• **Work instructions**
Please copy the data shown below, word for word.

###

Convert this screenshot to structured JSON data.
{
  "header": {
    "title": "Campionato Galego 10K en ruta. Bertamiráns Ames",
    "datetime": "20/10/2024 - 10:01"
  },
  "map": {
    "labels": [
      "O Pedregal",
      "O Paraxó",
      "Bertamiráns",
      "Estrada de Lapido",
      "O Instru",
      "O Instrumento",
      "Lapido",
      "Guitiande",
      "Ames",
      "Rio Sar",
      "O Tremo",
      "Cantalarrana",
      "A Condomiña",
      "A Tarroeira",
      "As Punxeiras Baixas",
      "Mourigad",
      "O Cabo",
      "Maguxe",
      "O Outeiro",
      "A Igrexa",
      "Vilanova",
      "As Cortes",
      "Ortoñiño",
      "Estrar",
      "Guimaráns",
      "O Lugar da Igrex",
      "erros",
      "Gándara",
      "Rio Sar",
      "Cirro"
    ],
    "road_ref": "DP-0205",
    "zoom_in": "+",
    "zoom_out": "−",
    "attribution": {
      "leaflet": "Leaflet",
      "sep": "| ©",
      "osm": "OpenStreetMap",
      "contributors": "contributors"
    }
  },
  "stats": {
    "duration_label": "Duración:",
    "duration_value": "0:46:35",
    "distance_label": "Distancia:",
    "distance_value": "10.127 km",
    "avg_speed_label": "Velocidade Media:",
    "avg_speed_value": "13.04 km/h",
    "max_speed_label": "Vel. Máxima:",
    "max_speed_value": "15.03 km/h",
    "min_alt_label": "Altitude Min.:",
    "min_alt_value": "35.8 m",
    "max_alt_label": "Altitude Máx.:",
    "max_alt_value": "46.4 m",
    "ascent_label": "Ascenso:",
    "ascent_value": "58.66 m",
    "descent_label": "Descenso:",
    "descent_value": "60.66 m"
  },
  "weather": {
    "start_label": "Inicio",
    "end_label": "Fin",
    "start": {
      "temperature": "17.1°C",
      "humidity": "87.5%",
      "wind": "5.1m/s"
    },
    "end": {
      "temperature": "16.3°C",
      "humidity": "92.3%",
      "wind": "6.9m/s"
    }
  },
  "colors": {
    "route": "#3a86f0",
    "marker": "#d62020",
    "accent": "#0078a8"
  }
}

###

• **Completed task**
Convert this screenshot to structured JSON data.
{
  "header": {
    "title": "Campionato Galego 10K en ruta. Bertamiráns Ames",
    "datetime": "20/10/2024 - 10:01"
  },
  "map": {
    "labels": [
      "O Pedregal",
      "O Paraxó",
      "Bertamiráns",
      "Estrada de Lapido",
      "O Instru",
      "O Instrumento",
      "Lapido",
      "Guitiande",
      "Ames",
      "Rio Sar",
      "O Tremo",
      "Cantalarrana",
      "A Condomiña",
      "A Tarroeira",
      "As Punxeiras Baixas",
      "Mourigad",
      "O Cabo",
      "Maguxe",
      "O Outeiro",
      "A Igrexa",
      "Vilanova",
      "As Cortes",
      "Ortoñiño",
      "Estrar",
      "Guimaráns",
      "O Lugar da Igrex",
      "erros",
      "Gándara",
      "Rio Sar",
      "Cirro"
    ],
    "road_ref": "DP-0205",
    "zoom_in": "+",
    "zoom_out": "−",
    "attribution": {
      "leaflet": "Leaflet",
      "sep": "| ©",
      "osm": "OpenStreetMap",
      "contributors": "contributors"
    }
  },
  "stats": {
    "duration_label": "Duración:",
    "duration_value": "0:46:35",
    "distance_label": "Distancia:",
    "distance_value": "10.127 km",
    "avg_speed_label": "Velocidade Media:",
    "avg_speed_value": "13.04 km/h",
    "max_speed_label": "Vel. Máxima:",
    "max_speed_value": "15.03 km/h",
    "min_alt_label": "Altitude Min.:",
    "min_alt_value": "35.8 m",
    "max_alt_label": "Altitude Máx.:",
    "max_alt_value": "46.4 m",
    "ascent_label": "Ascenso:",
    "ascent_value": "58.66 m",
    "descent_label": "Descenso:",
    "descent_value": "60.66 m"
  },
  "weather": {
    "start_label": "Inicio",
    "end_label": "Fin",
    "start": {
      "temperature": "17.1°C",
      "humidity": "87.5%",
      "wind": "5.1m/s"
    },
    "end": {
      "temperature": "16.3°C",
      "humidity": "92.3%",
      "wind": "6.9m/s"
    }
  },
  "colors": {
    "route": "#3a86f0",
    "marker": "#d62020",
    "accent": "#0078a8"
  }
}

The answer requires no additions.